Featuring performances by multi-platinum artist Colbie Caillat, rock icons The Bangles, Grammy nominated saxophonist Mindi Abair, guitarists Orianthi and Richie Sambora, the event celebrated women in music.
While Metallica's recent collaboration with Lou Reed -- which can be heard in full here -- left many fans scratching their heads, Metallica drummer Lars Ulrich seems to think it was a no-brainer for West Coast thrash metal to collide with East Coast art rock.
While a reunion of the original Black Sabbath lineup has yet to be officially confirmed, it certainly looks like the pieces are falling into place. Speaking to Terrorizer recently, Sabbath guitarist Tony Iommi -- the first to unintentionally get the reunion rumor mill started -- said that the band had in fact rehearsed.
Let's face it, Coldplay fall into that category of "bands people love to hate." Even if you like their music, it's fashionable to make fun of them as much as possible -- we're looking at you, Noel Gallagher.
Marshall Crenshaw has confirmed a one-of-a-kind run at NYC's Iridium Jazz Club on October 29, 30 and 31 to honor the unsung heroes of the Gibson Les Paul. The Iridium was the late Les Paul's home for more than a decade, so it's only fitting that Crenshaw will perform there with the late guitar giant's band, The Les Paul Trio.
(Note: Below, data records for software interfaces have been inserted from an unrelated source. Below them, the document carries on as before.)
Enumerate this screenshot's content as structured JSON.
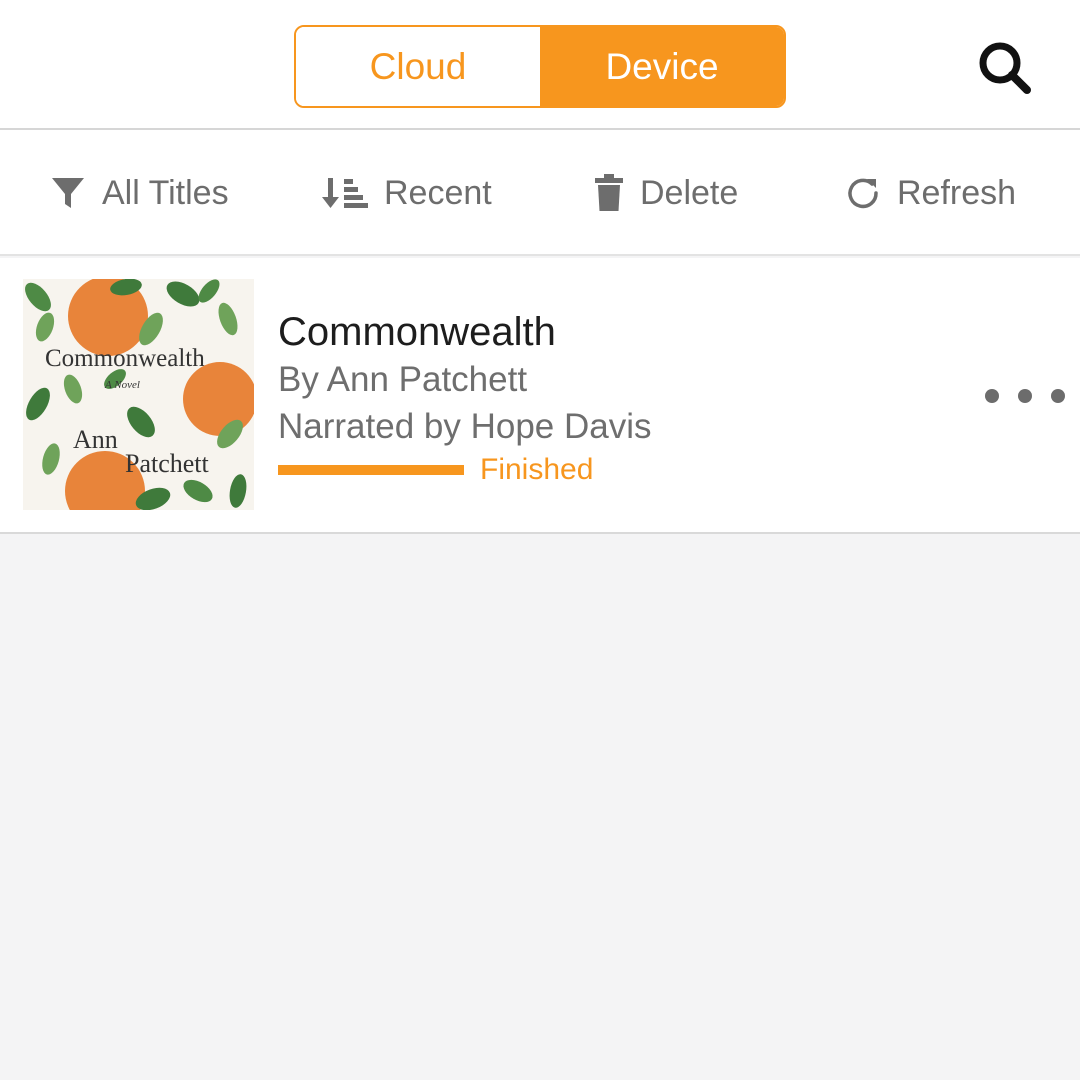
{
  "header": {
    "tabs": [
      {
        "label": "Cloud",
        "active": false
      },
      {
        "label": "Device",
        "active": true
      }
    ],
    "search_icon": "search-icon"
  },
  "toolbar": {
    "items": [
      {
        "label": "All Titles",
        "icon": "filter-icon"
      },
      {
        "label": "Recent",
        "icon": "sort-icon"
      },
      {
        "label": "Delete",
        "icon": "trash-icon"
      },
      {
        "label": "Refresh",
        "icon": "refresh-icon"
      }
    ]
  },
  "library": {
    "items": [
      {
        "title": "Commonwealth",
        "author": "By Ann Patchett",
        "narrator": "Narrated by Hope Davis",
        "status": "Finished",
        "progress": 1.0,
        "cover": {
          "title": "Commonwealth",
          "subtitle": "A Novel",
          "author_first": "Ann",
          "author_last": "Patchett"
        },
        "more_icon": "more-icon"
      }
    ]
  },
  "colors": {
    "accent": "#f7961e",
    "icon_gray": "#6d6d6d",
    "background": "#f4f4f5"
  }
}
Boss will host the second Boss Loop Station National Championship at Musicians Institute in Hollywood, California, 6 p.m. Saturday, October 22. The contest will be streamed live on GuitarTV.com, and The Iron Maidens will perform. The event is open to the public.
December of this year will see the release of Murder In The Front Row: Shots from the Bay Area Thrash Metal Epicenter, a retrospective which includes 400 photos chronicling the rise of San Francisco's thrash scene in the mid '80s.
After all the fanfare surrounding the Big Four -- which included an epic Guitar World cover -- it seems natural that other bands might want to cash in on the idea of having an amazing lineup get together for a few magical shows.
If you live in Australia, you might want to take your Slayer CDs out of your school locker and put them somewhere safe. A new study conducted by Melbourne University finds that teens exposed to heavy metal music are more susceptible to depression and suicide.